# [EXERCISE DIRECTIONS]
Would you copy out each line of the records below that includes the word "this"?

(Beginning of DATA PROVIDED)

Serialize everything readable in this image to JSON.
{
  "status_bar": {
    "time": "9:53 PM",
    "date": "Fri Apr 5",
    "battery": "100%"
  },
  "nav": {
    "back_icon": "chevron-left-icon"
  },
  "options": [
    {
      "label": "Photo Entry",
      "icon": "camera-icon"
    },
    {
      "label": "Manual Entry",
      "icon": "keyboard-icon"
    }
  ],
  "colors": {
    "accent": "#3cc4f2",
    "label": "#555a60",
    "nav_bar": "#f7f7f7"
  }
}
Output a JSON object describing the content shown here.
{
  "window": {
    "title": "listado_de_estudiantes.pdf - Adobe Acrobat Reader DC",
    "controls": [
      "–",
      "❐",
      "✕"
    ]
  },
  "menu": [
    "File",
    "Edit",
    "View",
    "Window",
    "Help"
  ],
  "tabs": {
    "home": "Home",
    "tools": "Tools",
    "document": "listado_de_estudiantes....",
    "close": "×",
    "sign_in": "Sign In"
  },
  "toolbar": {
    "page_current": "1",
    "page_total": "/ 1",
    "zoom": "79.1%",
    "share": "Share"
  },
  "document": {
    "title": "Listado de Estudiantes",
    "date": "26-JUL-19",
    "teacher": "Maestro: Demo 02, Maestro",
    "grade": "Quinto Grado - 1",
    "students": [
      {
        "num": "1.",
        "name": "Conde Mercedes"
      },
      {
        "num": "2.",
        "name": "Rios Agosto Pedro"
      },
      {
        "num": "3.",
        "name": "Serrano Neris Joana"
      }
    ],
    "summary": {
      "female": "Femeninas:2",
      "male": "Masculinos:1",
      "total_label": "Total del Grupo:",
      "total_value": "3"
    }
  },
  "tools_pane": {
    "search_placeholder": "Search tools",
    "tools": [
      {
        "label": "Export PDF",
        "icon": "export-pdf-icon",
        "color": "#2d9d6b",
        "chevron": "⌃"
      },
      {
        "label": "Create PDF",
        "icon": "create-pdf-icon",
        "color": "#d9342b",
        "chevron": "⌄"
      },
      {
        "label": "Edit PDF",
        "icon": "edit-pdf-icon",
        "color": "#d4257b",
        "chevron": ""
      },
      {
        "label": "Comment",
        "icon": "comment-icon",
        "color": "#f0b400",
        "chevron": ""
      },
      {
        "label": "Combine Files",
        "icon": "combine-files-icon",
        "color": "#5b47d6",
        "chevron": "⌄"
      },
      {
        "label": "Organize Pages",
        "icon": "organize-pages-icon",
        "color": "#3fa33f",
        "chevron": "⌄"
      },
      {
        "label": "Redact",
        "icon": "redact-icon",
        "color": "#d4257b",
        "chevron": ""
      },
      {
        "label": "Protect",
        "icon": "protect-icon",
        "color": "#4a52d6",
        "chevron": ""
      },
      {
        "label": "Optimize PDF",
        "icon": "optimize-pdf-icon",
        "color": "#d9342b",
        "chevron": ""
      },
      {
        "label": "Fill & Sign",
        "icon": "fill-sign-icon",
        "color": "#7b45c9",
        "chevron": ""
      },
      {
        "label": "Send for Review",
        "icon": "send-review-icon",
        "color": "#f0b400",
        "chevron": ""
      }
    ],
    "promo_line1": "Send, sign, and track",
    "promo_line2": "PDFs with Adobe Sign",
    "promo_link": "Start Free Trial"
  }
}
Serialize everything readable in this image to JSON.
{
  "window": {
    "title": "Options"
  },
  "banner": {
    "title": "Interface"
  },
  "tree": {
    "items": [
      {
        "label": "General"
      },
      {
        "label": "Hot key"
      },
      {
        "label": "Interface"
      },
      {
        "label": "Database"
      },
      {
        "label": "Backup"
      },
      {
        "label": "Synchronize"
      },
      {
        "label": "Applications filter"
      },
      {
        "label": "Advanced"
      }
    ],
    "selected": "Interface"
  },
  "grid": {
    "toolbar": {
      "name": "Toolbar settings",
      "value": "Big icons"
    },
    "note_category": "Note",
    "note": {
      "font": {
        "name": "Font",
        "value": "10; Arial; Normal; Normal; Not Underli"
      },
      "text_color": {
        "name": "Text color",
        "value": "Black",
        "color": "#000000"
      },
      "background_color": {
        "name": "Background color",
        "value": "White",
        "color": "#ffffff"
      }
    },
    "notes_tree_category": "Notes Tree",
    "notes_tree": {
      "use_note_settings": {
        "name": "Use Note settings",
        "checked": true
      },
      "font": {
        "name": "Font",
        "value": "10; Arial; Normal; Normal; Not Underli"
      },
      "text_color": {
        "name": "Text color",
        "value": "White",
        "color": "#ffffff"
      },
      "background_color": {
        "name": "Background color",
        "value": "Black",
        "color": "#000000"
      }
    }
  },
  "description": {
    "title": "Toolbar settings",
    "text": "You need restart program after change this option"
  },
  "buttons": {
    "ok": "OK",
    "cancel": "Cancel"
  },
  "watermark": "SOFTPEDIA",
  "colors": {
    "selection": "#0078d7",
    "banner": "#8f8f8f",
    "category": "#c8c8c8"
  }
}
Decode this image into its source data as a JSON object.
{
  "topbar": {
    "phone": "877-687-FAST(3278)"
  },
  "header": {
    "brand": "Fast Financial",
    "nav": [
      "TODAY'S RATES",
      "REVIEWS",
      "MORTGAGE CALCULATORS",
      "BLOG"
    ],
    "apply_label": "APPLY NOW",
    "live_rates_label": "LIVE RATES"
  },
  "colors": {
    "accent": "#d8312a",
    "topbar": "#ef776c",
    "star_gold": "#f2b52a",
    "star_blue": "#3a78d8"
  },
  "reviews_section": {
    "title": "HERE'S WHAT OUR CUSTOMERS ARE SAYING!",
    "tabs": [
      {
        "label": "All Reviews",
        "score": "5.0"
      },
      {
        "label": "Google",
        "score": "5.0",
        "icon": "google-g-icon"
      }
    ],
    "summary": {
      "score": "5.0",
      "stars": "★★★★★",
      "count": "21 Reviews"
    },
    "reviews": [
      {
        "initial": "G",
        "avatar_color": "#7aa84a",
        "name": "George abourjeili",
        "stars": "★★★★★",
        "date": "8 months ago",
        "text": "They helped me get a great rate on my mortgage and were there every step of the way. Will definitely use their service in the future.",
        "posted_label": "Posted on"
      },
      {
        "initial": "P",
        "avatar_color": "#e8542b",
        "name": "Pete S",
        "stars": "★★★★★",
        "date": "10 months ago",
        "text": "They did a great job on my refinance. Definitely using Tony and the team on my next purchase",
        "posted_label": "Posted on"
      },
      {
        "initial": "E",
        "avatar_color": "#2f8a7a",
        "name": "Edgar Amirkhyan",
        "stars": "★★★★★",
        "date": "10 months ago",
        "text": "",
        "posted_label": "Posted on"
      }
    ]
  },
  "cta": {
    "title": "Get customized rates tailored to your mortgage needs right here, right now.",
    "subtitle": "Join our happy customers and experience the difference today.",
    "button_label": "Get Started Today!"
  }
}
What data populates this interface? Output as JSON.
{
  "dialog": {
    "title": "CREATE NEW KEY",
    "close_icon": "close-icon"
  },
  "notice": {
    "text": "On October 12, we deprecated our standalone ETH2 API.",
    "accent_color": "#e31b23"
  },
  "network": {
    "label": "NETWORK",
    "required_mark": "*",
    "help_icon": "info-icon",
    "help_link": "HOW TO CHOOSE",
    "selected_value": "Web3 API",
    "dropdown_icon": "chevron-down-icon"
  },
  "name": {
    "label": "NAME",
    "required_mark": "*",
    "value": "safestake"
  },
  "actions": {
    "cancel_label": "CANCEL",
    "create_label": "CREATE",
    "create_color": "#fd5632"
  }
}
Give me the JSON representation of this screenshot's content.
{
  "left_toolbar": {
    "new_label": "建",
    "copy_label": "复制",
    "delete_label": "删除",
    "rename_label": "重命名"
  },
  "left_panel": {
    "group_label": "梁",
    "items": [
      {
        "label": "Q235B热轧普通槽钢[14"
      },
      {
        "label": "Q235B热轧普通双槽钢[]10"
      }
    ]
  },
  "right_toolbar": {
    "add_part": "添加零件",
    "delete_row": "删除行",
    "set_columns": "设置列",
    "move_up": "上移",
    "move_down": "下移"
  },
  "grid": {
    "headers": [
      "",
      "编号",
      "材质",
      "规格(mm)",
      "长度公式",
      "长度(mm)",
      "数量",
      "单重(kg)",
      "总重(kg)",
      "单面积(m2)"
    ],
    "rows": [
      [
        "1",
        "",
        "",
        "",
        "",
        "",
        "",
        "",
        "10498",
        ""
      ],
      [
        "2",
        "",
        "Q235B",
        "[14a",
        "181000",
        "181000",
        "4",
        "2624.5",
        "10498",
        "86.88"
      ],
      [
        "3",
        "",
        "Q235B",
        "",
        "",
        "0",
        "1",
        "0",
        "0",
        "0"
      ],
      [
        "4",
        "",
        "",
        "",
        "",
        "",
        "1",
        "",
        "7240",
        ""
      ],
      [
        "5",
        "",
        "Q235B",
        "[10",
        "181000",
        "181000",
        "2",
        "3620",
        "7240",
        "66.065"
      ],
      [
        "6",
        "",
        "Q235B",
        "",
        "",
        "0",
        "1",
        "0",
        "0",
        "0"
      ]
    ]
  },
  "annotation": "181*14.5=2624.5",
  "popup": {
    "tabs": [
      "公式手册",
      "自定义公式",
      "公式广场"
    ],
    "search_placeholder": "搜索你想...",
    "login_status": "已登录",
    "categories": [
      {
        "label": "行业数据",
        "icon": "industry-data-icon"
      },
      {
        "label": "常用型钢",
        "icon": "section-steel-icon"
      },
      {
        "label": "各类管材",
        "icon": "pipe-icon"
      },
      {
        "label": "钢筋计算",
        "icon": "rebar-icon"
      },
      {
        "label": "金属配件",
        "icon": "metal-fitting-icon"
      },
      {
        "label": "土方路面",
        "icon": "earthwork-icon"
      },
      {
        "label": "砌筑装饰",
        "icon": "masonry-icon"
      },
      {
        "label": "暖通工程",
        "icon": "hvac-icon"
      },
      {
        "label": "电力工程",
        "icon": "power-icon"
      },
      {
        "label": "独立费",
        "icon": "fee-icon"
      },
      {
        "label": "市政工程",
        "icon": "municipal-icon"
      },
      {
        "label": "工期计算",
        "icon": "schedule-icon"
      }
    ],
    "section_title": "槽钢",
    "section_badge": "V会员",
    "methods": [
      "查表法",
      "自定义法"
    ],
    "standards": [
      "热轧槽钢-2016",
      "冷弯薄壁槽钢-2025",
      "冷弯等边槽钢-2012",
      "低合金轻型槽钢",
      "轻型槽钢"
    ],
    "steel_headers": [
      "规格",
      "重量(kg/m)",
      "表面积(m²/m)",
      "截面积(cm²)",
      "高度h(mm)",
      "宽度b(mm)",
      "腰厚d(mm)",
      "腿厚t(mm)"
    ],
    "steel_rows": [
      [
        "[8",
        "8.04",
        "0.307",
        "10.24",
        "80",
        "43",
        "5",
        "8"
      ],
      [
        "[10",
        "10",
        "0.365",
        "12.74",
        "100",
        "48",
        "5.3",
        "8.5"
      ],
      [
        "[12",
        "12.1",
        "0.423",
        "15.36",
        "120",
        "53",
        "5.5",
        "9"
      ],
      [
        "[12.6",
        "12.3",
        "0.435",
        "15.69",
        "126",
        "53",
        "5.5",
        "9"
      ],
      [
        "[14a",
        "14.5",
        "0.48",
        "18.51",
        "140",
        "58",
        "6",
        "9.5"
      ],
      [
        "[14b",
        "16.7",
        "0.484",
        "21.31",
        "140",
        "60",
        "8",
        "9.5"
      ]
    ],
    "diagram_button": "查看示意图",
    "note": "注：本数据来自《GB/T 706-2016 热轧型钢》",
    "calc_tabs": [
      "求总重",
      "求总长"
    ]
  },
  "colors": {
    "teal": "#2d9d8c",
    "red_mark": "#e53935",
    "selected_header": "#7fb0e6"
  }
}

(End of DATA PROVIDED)

# [OUTPUT OF THE EXERCISE]
Serialize everything readable in this image to JSON.
Serialize everything readable in this image to JSON.
    "text": "You need restart program after change this option"
Decode this image into its source data as a JSON object.
What data populates this interface? Output as JSON.
Give me the JSON representation of this screenshot's content.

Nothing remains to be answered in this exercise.